From top to bottom, retype the data exactly, passing over any picture.

RECORDS START

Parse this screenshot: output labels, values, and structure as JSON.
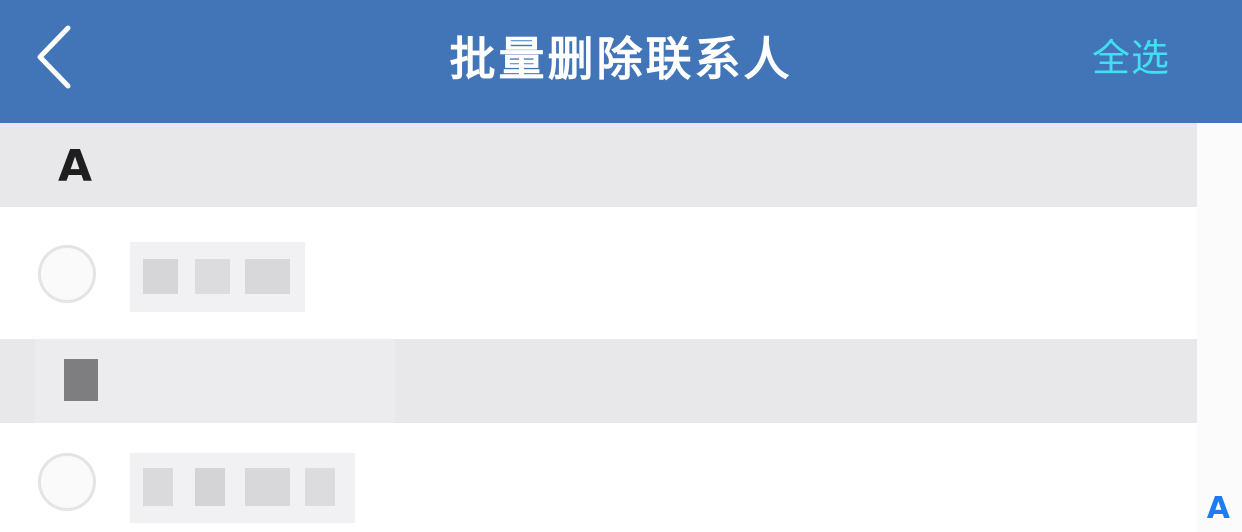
{
  "navbar": {
    "title": "批量删除联系人",
    "select_all_label": "全选",
    "back_icon": "chevron-left-icon",
    "background_color": "#4275b7",
    "accent_color": "#3fe0f0"
  },
  "sections": [
    {
      "letter": "A"
    }
  ],
  "index_bar": {
    "letters": [
      "A"
    ],
    "color": "#1d7cf2"
  }
}
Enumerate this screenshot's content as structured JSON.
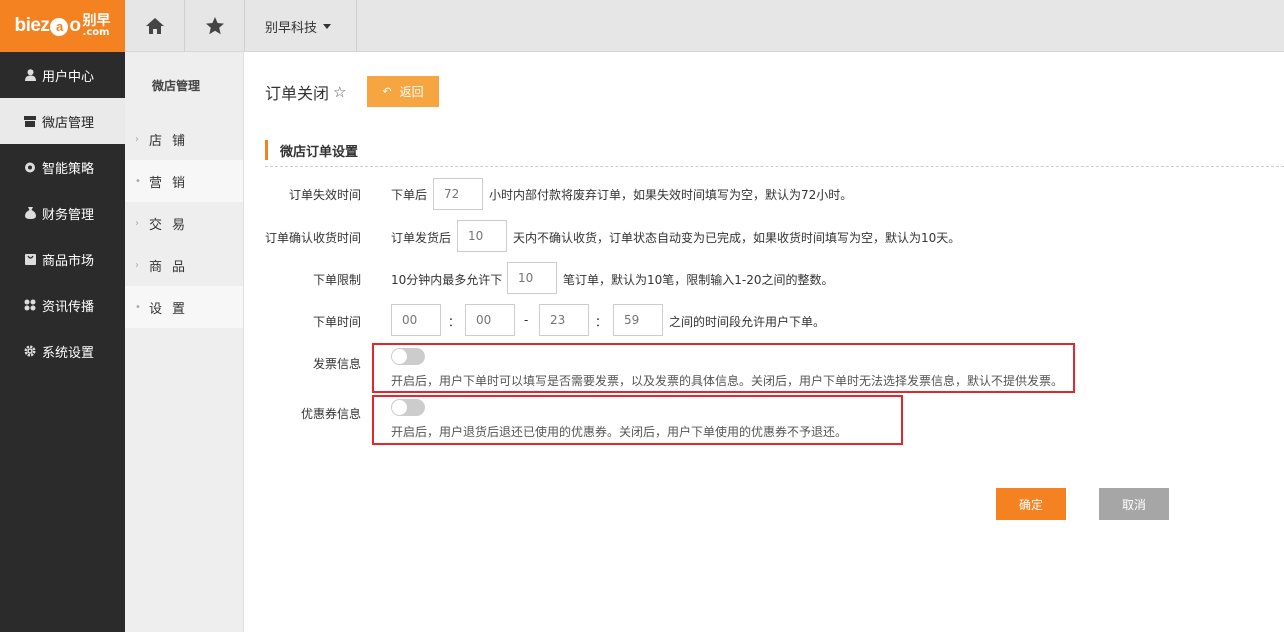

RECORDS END

SOLVED EXERCISE |
Parse this screenshot: output labels, values, and structure as JSON.
{
  "navbar": {
    "title": "批量删除联系人",
    "select_all_label": "全选",
    "back_icon": "chevron-left-icon",
    "background_color": "#4275b7",
    "accent_color": "#3fe0f0"
  },
  "sections": [
    {
      "letter": "A"
    }
  ],
  "index_bar": {
    "letters": [
      "A"
    ],
    "color": "#1d7cf2"
  }
}
Enumerate this screenshot's content as structured JSON.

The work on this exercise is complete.